** Entries supplied follows **

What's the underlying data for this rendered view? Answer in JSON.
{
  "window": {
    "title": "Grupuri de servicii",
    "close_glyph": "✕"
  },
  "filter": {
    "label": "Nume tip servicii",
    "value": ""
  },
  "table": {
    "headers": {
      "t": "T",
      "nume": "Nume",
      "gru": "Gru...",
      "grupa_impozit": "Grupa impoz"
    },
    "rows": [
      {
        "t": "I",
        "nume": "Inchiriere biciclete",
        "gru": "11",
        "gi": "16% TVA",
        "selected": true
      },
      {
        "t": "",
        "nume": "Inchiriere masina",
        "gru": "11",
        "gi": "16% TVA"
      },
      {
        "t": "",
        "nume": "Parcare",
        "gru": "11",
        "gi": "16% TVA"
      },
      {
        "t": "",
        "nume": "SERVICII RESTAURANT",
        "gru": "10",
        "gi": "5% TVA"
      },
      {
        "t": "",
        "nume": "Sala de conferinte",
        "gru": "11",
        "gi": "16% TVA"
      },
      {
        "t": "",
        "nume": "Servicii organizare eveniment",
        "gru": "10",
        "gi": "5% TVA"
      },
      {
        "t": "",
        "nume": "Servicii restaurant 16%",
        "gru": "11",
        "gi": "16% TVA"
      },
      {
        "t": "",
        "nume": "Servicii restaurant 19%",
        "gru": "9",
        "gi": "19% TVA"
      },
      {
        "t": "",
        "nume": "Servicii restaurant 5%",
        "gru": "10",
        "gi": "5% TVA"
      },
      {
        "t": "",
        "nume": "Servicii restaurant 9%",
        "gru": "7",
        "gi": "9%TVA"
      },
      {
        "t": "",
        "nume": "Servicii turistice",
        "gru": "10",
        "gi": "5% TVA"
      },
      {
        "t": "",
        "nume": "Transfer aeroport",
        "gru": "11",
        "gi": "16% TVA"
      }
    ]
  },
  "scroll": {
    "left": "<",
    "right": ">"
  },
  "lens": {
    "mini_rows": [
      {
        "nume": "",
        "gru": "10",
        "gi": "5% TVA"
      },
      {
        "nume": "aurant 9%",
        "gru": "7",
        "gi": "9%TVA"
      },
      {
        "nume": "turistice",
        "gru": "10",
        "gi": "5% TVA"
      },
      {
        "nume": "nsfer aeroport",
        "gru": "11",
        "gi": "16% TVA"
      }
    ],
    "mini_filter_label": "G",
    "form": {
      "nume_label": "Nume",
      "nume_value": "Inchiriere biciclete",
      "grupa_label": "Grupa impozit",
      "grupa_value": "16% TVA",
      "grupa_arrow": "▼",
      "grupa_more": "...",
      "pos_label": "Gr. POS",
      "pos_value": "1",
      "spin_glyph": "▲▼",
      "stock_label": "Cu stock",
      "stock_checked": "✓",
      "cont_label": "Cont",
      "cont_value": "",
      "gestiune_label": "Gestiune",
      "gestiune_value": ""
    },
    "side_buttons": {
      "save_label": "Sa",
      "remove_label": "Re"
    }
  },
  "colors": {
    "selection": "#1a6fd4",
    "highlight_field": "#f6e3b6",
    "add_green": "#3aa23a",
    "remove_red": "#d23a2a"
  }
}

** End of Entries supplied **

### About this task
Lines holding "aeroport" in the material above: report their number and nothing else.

### Task output
2